## YOUR ASSIGNMENT
A word-for-word copy of the listing that follows is required.

## RECORDS TO PROCESS

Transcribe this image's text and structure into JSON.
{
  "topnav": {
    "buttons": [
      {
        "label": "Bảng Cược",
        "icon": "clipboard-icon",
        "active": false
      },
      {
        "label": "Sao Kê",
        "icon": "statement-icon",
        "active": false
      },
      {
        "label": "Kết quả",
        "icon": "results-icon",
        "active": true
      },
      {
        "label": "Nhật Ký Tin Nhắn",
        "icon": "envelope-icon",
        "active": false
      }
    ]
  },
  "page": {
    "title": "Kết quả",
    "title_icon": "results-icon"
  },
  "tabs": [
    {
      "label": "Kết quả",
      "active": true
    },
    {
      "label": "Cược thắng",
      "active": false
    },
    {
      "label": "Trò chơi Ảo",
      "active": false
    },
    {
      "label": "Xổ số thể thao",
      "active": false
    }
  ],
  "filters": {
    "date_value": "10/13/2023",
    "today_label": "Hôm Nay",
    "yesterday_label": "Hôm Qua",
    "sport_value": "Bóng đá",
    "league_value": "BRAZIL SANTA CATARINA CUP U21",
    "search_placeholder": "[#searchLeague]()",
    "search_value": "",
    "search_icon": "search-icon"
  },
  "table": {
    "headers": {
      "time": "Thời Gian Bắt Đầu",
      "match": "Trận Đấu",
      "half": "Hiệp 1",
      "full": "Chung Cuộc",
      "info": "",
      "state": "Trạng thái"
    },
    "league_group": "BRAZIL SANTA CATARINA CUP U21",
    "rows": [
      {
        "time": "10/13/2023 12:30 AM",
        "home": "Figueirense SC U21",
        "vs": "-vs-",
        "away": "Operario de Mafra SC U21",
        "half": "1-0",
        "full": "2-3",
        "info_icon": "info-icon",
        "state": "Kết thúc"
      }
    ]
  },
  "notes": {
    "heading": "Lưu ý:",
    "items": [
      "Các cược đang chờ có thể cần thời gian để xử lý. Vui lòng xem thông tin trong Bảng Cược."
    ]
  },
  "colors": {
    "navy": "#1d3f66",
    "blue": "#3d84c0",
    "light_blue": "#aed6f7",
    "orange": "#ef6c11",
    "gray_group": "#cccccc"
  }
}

## EXERCISE ANSWER
Transcribe this image's text and structure into JSON.
{
  "topnav": {
    "buttons": [
      {
        "label": "Bảng Cược",
        "icon": "clipboard-icon",
        "active": false
      },
      {
        "label": "Sao Kê",
        "icon": "statement-icon",
        "active": false
      },
      {
        "label": "Kết quả",
        "icon": "results-icon",
        "active": true
      },
      {
        "label": "Nhật Ký Tin Nhắn",
        "icon": "envelope-icon",
        "active": false
      }
    ]
  },
  "page": {
    "title": "Kết quả",
    "title_icon": "results-icon"
  },
  "tabs": [
    {
      "label": "Kết quả",
      "active": true
    },
    {
      "label": "Cược thắng",
      "active": false
    },
    {
      "label": "Trò chơi Ảo",
      "active": false
    },
    {
      "label": "Xổ số thể thao",
      "active": false
    }
  ],
  "filters": {
    "date_value": "10/13/2023",
    "today_label": "Hôm Nay",
    "yesterday_label": "Hôm Qua",
    "sport_value": "Bóng đá",
    "league_value": "BRAZIL SANTA CATARINA CUP U21",
    "search_placeholder": "[#searchLeague]()",
    "search_value": "",
    "search_icon": "search-icon"
  },
  "table": {
    "headers": {
      "time": "Thời Gian Bắt Đầu",
      "match": "Trận Đấu",
      "half": "Hiệp 1",
      "full": "Chung Cuộc",
      "info": "",
      "state": "Trạng thái"
    },
    "league_group": "BRAZIL SANTA CATARINA CUP U21",
    "rows": [
      {
        "time": "10/13/2023 12:30 AM",
        "home": "Figueirense SC U21",
        "vs": "-vs-",
        "away": "Operario de Mafra SC U21",
        "half": "1-0",
        "full": "2-3",
        "info_icon": "info-icon",
        "state": "Kết thúc"
      }
    ]
  },
  "notes": {
    "heading": "Lưu ý:",
    "items": [
      "Các cược đang chờ có thể cần thời gian để xử lý. Vui lòng xem thông tin trong Bảng Cược."
    ]
  },
  "colors": {
    "navy": "#1d3f66",
    "blue": "#3d84c0",
    "light_blue": "#aed6f7",
    "orange": "#ef6c11",
    "gray_group": "#cccccc"
  }
}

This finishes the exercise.